“Why do men die earlier than women?” wondered Diana Sanchez, associate professor of psychology, from Rutgers University in New Jersey. “Men can expect to die 5 years earlier than women, and physiological differences don’t explain that difference.”
Could it be that men are less likely to go to the doctor?
In 2014, the Centers for Disease Control and Prevention (CDC) declared that life expectancy in the US had reached a record high. Still, men’s life expectancy was only 76.4 years – 4.8 years less than women’s life expectancy, which was 81.2 years.
Sanchez and doctoral student Mary Himmelstein conducted research into why there is this discrepancy between men’s and women’s health. They publish their latest study in the journal Preventive Medicine.
For their research, they had about 250 participants fill out an online questionnaire that assessed their opinions about manhood and “attributes” of men and women. The questionnaire also included questions about doctor preference.
Results showed that men who had “traditional beliefs” about masculinity were more likely to put off dealing with medical problems, compared with women or men with less traditional beliefs.
“Traditional masculine beliefs” included those that men should be “tough, brave, self-reliant and restrained in their expression of emotion.”
In another part of the study, the researchers recruited 250 male undergraduates at a large public university who also filled out similar questionnaires.
The team then had male and female pre-medical and nursing students interview each subject regarding their medical conditions. Not only did the interviews take place in clinical examination rooms, but also the interviewers wore white coats.
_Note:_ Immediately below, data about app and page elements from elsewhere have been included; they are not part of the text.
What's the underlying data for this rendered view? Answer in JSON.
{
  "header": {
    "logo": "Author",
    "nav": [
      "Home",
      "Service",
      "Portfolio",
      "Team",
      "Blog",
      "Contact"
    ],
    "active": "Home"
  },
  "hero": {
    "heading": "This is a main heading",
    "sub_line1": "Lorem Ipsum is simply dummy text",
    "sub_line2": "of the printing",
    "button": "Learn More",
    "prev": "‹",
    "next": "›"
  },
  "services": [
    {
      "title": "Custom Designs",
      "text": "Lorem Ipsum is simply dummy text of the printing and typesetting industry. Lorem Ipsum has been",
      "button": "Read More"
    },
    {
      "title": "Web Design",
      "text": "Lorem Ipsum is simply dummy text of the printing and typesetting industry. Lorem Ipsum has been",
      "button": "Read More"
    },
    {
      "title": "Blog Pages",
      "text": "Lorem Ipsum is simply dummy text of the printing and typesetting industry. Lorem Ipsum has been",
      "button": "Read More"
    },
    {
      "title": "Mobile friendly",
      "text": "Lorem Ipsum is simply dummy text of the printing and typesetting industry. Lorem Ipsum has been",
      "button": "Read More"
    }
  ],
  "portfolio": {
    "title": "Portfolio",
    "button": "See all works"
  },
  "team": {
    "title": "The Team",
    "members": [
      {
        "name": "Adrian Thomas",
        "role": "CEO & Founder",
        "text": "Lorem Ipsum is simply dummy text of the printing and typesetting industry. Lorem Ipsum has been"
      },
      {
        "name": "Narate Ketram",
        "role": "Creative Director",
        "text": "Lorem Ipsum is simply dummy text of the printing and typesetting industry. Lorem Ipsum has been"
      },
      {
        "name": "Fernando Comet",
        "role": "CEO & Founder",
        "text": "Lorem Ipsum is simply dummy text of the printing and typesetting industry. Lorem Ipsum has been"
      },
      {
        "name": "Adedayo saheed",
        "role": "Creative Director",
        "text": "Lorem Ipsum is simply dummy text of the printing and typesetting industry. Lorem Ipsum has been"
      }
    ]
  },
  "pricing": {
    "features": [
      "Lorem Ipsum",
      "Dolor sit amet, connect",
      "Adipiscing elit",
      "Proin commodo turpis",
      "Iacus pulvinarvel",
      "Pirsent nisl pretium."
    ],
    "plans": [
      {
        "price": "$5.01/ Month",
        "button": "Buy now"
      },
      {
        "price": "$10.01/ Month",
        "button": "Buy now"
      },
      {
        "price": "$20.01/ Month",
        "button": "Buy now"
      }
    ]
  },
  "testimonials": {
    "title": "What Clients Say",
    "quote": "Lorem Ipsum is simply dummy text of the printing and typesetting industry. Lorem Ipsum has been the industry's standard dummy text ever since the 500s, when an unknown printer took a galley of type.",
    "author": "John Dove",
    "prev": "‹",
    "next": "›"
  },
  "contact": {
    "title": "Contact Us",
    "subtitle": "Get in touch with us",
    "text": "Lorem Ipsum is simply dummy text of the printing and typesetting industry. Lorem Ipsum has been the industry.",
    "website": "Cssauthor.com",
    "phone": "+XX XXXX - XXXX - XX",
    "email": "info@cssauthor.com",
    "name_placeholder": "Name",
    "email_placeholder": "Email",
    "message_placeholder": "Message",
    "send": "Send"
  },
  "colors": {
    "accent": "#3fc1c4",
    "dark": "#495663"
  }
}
Sanchez and Himmelstein found that the higher the men scored on the masculinity scale, the more likely they were to choose a male “doctor.”
Interestingly, the men who chose a male doctor, however, were less likely to be open with that doctor about their health symptoms.
“That’s because they don’t want to show weakness or dependence to another man, including a male doctor,” says Sanchez. The men who chose female doctors were more likely to be honest with them, and Sanchez theorizes this is because being honest about their vulnerabilities does not cause them to “lose status” with women.
In a previous study published in The Journal of Health Psychology in 2014, Himmelstein and Sanchez interviewed nearly 200 students from a public university and nearly 300 people from the general population.
Both study samples consisted of both men and women. After interviewing the participants, the team found that – as expected – men with traditional masculinity beliefs were less likely to seek medical help and experienced worse health outcomes than men and women who did not share those beliefs.
Interestingly, however, women who believed they should be “brave and self-reliant” were also less likely to seek medical help and were less likely to be honest with their doctors, compared with women who did not have the same values.
The researchers concluded the study by noting that, regardless of gender, “masculine contingencies of self-worth have downstream consequences for men and women through barriers to help seeking.”
Himmelstein notes, however, that it is “worse for men,” adding:
”Men have a cultural script that tells them they should be brave, self-reliant and tough. Women don’t have that script, so there isn’t any cultural message telling them that, to be real women, they should not make too much of illnesses and symptoms.”
In other recent psychology news, Medical News Today reported on a study that suggested high standards could make or break a marriage.